The overall aim of HRT in transgender people is to allow the body to produce the hormone linked to your desired gender. This causes physical and psychological changes so that you can appear and feel as the gender you wish to be. 

For trans people, starting HRT and seeing and feeling the physical changes in your body to become who you really wish, it is a huge deal. Starting HRT is a start to your transition and begins the process of changing your body to look and feel more feminine or masculine. Blockers may be needed in cases where the hormones in which your body naturally produce must be blocked in order for HRT to work.

HRT is often the first stage for transgender people, following surgery if wanted or needed. 

What physical effects does HRT have on transgender people?

Trans Women:

  • Fat may be distributed to the hips
  • Slight reduction in the size of penis/testicles
  • Erections and orgasms may be harder to achieve
  • Muscle bulk and power might be reduced
  • Breasts may feel tender and lumpy and may increase in size
  • Facial and body hair production becomes weaker. This can be helpful in the hair removal process

Trans Men:

  • Promotion of facial and body hair growth
  • Male pattern baldness may occur
  • Clitoris increases slightly in size
  • Sex drive may be heightened
  • Increased muscle bulk
  • Deepening of the voice, but may not be to the pitch of other men
  • Periods will stop occurring
  • Acne may develop

Once start HRT, you will have to stay on the medication in order for your body to keep producing the new hormone.

There are no large risks to taking hormones, and they are considered ‘remarkably safe’ according to the NHS. 

The most serious risks when taking Oestrogen are:

  • Deep vein thrombosis (DVT)
  • Stroke
  • Pulmonary embolism (block in a blood vessel in the lungs)
  • Altered liver function

The most serious risks when taking Testosterone are:

  • Polycythemia (over-production of red blood cells)

Although these risks are extremely rare, if you start seeing signs of the above, or have side effects following the start of HRT, make sure you inform you GP immediately. 

Adults Parents Teachers Youths

Mental Health Helplines

Mental health is something that is no surprise within the transgender community. Whether it’s the fear of telling your family, you’re being bullied, or you’ve faced harassment (physically or sexually), mental health issues are prevalent within the trans community.

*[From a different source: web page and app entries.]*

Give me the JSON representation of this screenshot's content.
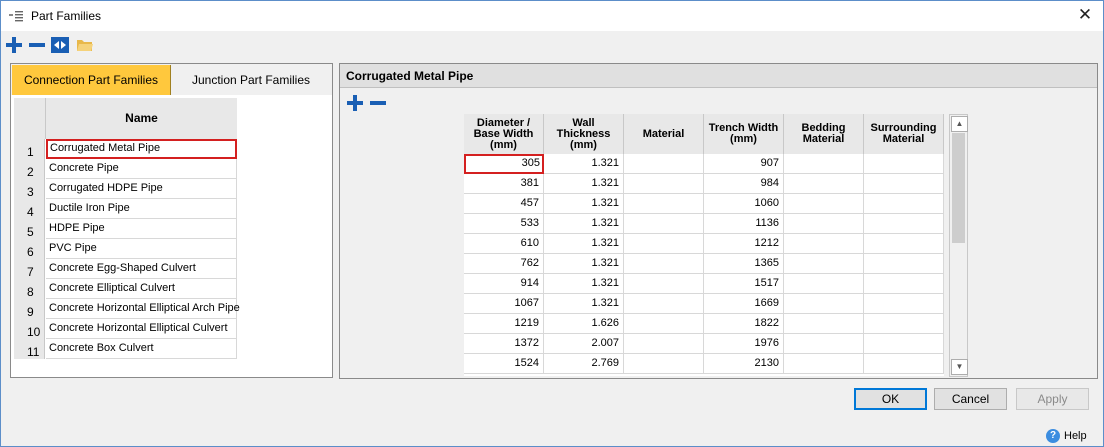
{
  "window": {
    "title": "Part Families",
    "close_glyph": "✕"
  },
  "toolbar": {
    "icons": [
      "add-icon",
      "remove-icon",
      "merge-icon",
      "open-folder-icon"
    ]
  },
  "tabs": [
    {
      "label": "Connection Part Families"
    },
    {
      "label": "Junction Part Families"
    }
  ],
  "families": {
    "header": "Name",
    "items": [
      {
        "num": "1",
        "name": "Corrugated Metal Pipe"
      },
      {
        "num": "2",
        "name": "Concrete Pipe"
      },
      {
        "num": "3",
        "name": "Corrugated HDPE Pipe"
      },
      {
        "num": "4",
        "name": "Ductile Iron Pipe"
      },
      {
        "num": "5",
        "name": "HDPE Pipe"
      },
      {
        "num": "6",
        "name": "PVC Pipe"
      },
      {
        "num": "7",
        "name": "Concrete Egg-Shaped Culvert"
      },
      {
        "num": "8",
        "name": "Concrete Elliptical Culvert"
      },
      {
        "num": "9",
        "name": "Concrete Horizontal Elliptical Arch Pipe"
      },
      {
        "num": "10",
        "name": "Concrete Horizontal Elliptical Culvert"
      },
      {
        "num": "11",
        "name": "Concrete Box Culvert"
      }
    ]
  },
  "detail": {
    "title": "Corrugated Metal Pipe",
    "columns": [
      "Diameter / Base Width (mm)",
      "Wall Thickness (mm)",
      "Material",
      "Trench Width (mm)",
      "Bedding Material",
      "Surrounding Material"
    ],
    "rows": [
      [
        "305",
        "1.321",
        "",
        "907",
        "",
        ""
      ],
      [
        "381",
        "1.321",
        "",
        "984",
        "",
        ""
      ],
      [
        "457",
        "1.321",
        "",
        "1060",
        "",
        ""
      ],
      [
        "533",
        "1.321",
        "",
        "1136",
        "",
        ""
      ],
      [
        "610",
        "1.321",
        "",
        "1212",
        "",
        ""
      ],
      [
        "762",
        "1.321",
        "",
        "1365",
        "",
        ""
      ],
      [
        "914",
        "1.321",
        "",
        "1517",
        "",
        ""
      ],
      [
        "1067",
        "1.321",
        "",
        "1669",
        "",
        ""
      ],
      [
        "1219",
        "1.626",
        "",
        "1822",
        "",
        ""
      ],
      [
        "1372",
        "2.007",
        "",
        "1976",
        "",
        ""
      ],
      [
        "1524",
        "2.769",
        "",
        "2130",
        "",
        ""
      ]
    ]
  },
  "buttons": {
    "ok": "OK",
    "cancel": "Cancel",
    "apply": "Apply",
    "help": "Help"
  },
  "colors": {
    "accent_tab": "#ffc83d",
    "selection_border": "#d42020",
    "ok_border": "#0078d7",
    "icon_blue": "#1a5fb4"
  }
}
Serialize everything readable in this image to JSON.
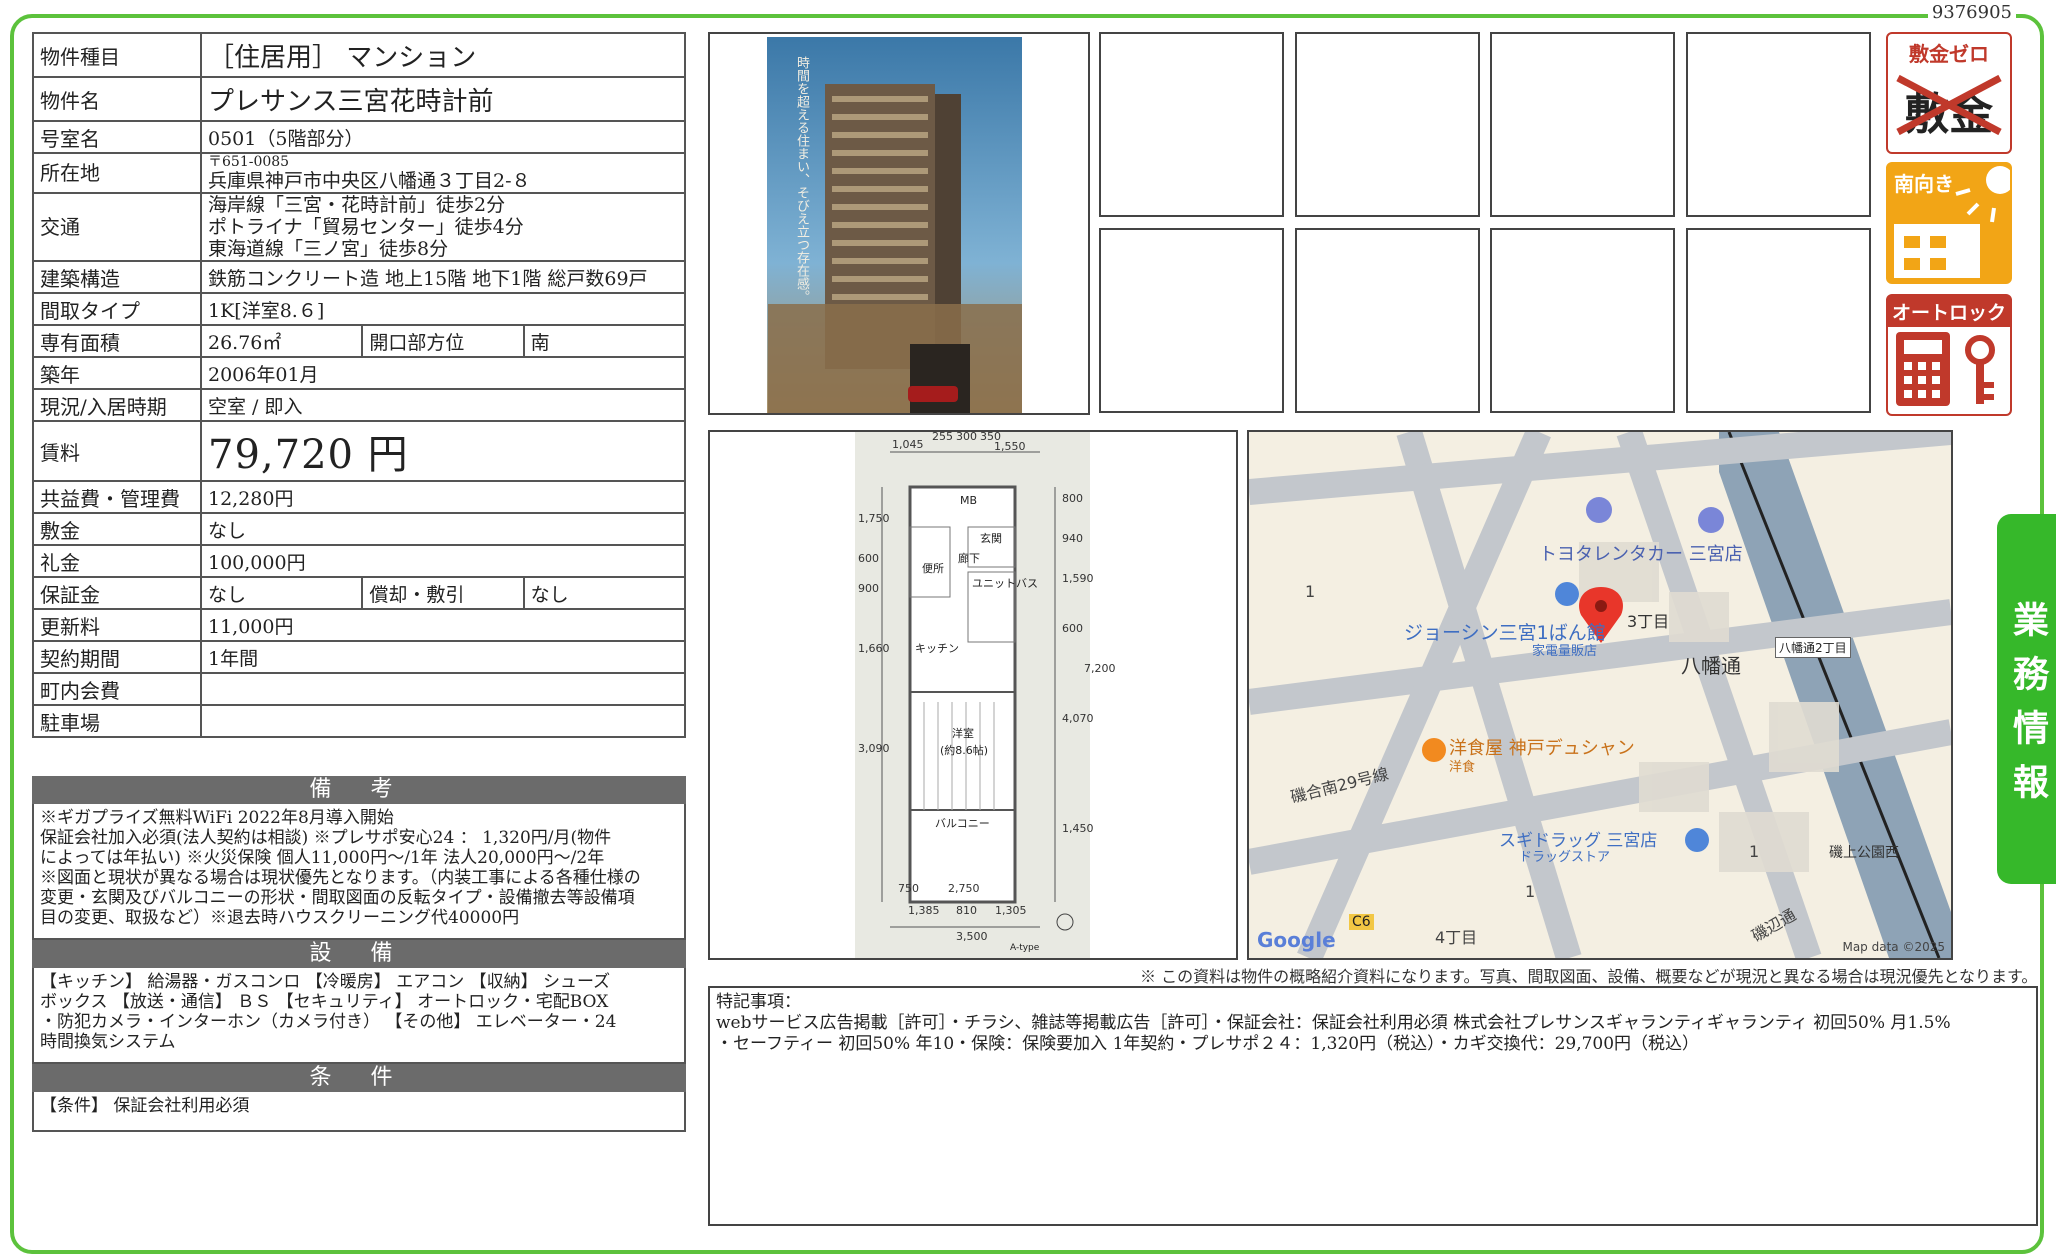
{
  "doc_id": "9376905",
  "property": {
    "rows": {
      "type": {
        "label": "物件種目",
        "value": "［住居用］ マンション"
      },
      "name": {
        "label": "物件名",
        "value": "プレサンス三宮花時計前"
      },
      "room": {
        "label": "号室名",
        "value": "0501（5階部分）"
      },
      "address": {
        "label": "所在地",
        "postal": "〒651-0085",
        "value": "兵庫県神戸市中央区八幡通３丁目2-８"
      },
      "transport": {
        "label": "交通",
        "lines": [
          "海岸線「三宮・花時計前」徒歩2分",
          "ポトライナ「貿易センター」徒歩4分",
          "東海道線「三ノ宮」徒歩8分"
        ]
      },
      "structure": {
        "label": "建築構造",
        "value": "鉄筋コンクリート造 地上15階 地下1階 総戸数69戸"
      },
      "layout": {
        "label": "間取タイプ",
        "value": "1K[洋室8.６]"
      },
      "area": {
        "label": "専有面積",
        "value": "26.76㎡",
        "sub_label": "開口部方位",
        "sub_value": "南"
      },
      "built": {
        "label": "築年",
        "value": "2006年01月"
      },
      "status": {
        "label": "現況/入居時期",
        "value": "空室 / 即入"
      },
      "rent": {
        "label": "賃料",
        "value": "79,720 円"
      },
      "fee": {
        "label": "共益費・管理費",
        "value": "12,280円"
      },
      "deposit": {
        "label": "敷金",
        "value": "なし"
      },
      "key_money": {
        "label": "礼金",
        "value": "100,000円"
      },
      "guarantee": {
        "label": "保証金",
        "value": "なし",
        "sub_label": "償却・敷引",
        "sub_value": "なし"
      },
      "renewal": {
        "label": "更新料",
        "value": "11,000円"
      },
      "contract": {
        "label": "契約期間",
        "value": "1年間"
      },
      "town": {
        "label": "町内会費",
        "value": ""
      },
      "parking": {
        "label": "駐車場",
        "value": ""
      }
    }
  },
  "remarks": {
    "title": "備 考",
    "lines": [
      "※ギガプライズ無料WiFi 2022年8月導入開始",
      "保証会社加入必須(法人契約は相談) ※プレサポ安心24 ： 1,320円/月(物件",
      "によっては年払い) ※火災保険 個人11,000円～/1年 法人20,000円～/2年",
      "※図面と現状が異なる場合は現状優先となります。（内装工事による各種仕様の",
      "変更・玄関及びバルコニーの形状・間取図面の反転タイプ・設備撤去等設備項",
      "目の変更、取扱など）※退去時ハウスクリーニング代40000円"
    ]
  },
  "facilities": {
    "title": "設 備",
    "lines": [
      "【キッチン】 給湯器・ガスコンロ 【冷暖房】 エアコン 【収納】 シューズ",
      "ボックス 【放送・通信】 ＢＳ 【セキュリティ】 オートロック・宅配BOX",
      "・防犯カメラ・インターホン（カメラ付き） 【その他】 エレベーター・24",
      "時間換気システム"
    ]
  },
  "conditions": {
    "title": "条 件",
    "lines": [
      "【条件】 保証会社利用必須"
    ]
  },
  "building_caption": "時間を超える住まい、そびえ立つ存在感。",
  "badges": [
    {
      "title": "敷金ゼロ",
      "mark": "敷金"
    },
    {
      "title": "南向き"
    },
    {
      "title": "オートロック"
    }
  ],
  "side_tab": "業務情報",
  "floorplan": {
    "dims_top": [
      "1,045",
      "255",
      "300",
      "350",
      "1,550"
    ],
    "dims_right": [
      "800",
      "940",
      "1,590",
      "600",
      "4,070",
      "1,450",
      "7,200"
    ],
    "dims_left": [
      "1,750",
      "600",
      "900",
      "1,660",
      "3,090"
    ],
    "dims_bottom": [
      "750",
      "2,750",
      "1,385",
      "810",
      "1,305",
      "3,500"
    ],
    "rooms": [
      "MB",
      "玄関",
      "廊下",
      "便所",
      "ユニットバス",
      "キッチン",
      "洋室",
      "(約8.6帖)",
      "バルコニー"
    ],
    "type_label": "A-type"
  },
  "map": {
    "labels": [
      "トヨタレンタカー 三宮店",
      "ジョーシン三宮1ばん館",
      "家電量販店",
      "3丁目",
      "八幡通",
      "八幡通2丁目",
      "洋食屋 神戸デュシャン",
      "洋食",
      "磯合南29号線",
      "スギドラッグ 三宮店",
      "ドラッグストア",
      "磯上公園西",
      "1",
      "1",
      "1",
      "4丁目",
      "C6",
      "磯辺通",
      "Google",
      "Map data ©2025"
    ]
  },
  "disclaimer": "※ この資料は物件の概略紹介資料になります。写真、間取図面、設備、概要などが現況と異なる場合は現況優先となります。",
  "notes": {
    "title": "特記事項：",
    "lines": [
      "webサービス広告掲載［許可］・チラシ、雑誌等掲載広告［許可］・保証会社：保証会社利用必須 株式会社プレサンスギャランティギャランティ 初回50% 月1.5%",
      "・セーフティー 初回50% 年10・保険：保険要加入 1年契約・プレサポ２４：1,320円（税込）・カギ交換代：29,700円（税込）"
    ]
  },
  "colors": {
    "frame": "#5cc23c",
    "header": "#6b6b6b",
    "badge": "#c0392b",
    "badge_orange": "#f2a516",
    "tab": "#36b82a",
    "map_bg": "#f4efe2",
    "pin": "#e8362a"
  }
}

It’s always good to have someone to talk to. This doesn’t have to be someone you know. There are trained professionals on helplines and online 24/7 to ensure that your mental health and well-being is paramount.

Here are our recommended mental health helplines:


0808 801 0400


or call 116 123


or call 0800 1111


or call: 01708765200


or call 0808 802 5544

Students against depression

The calm zone

It is okay to accept help and speak to someone about your feelings and struggles. Unfortunately, being transgender can be difficult. Speak to someone and make sure you get support if needed.

Feel free to message us via our social links on the ‘contact us’ page!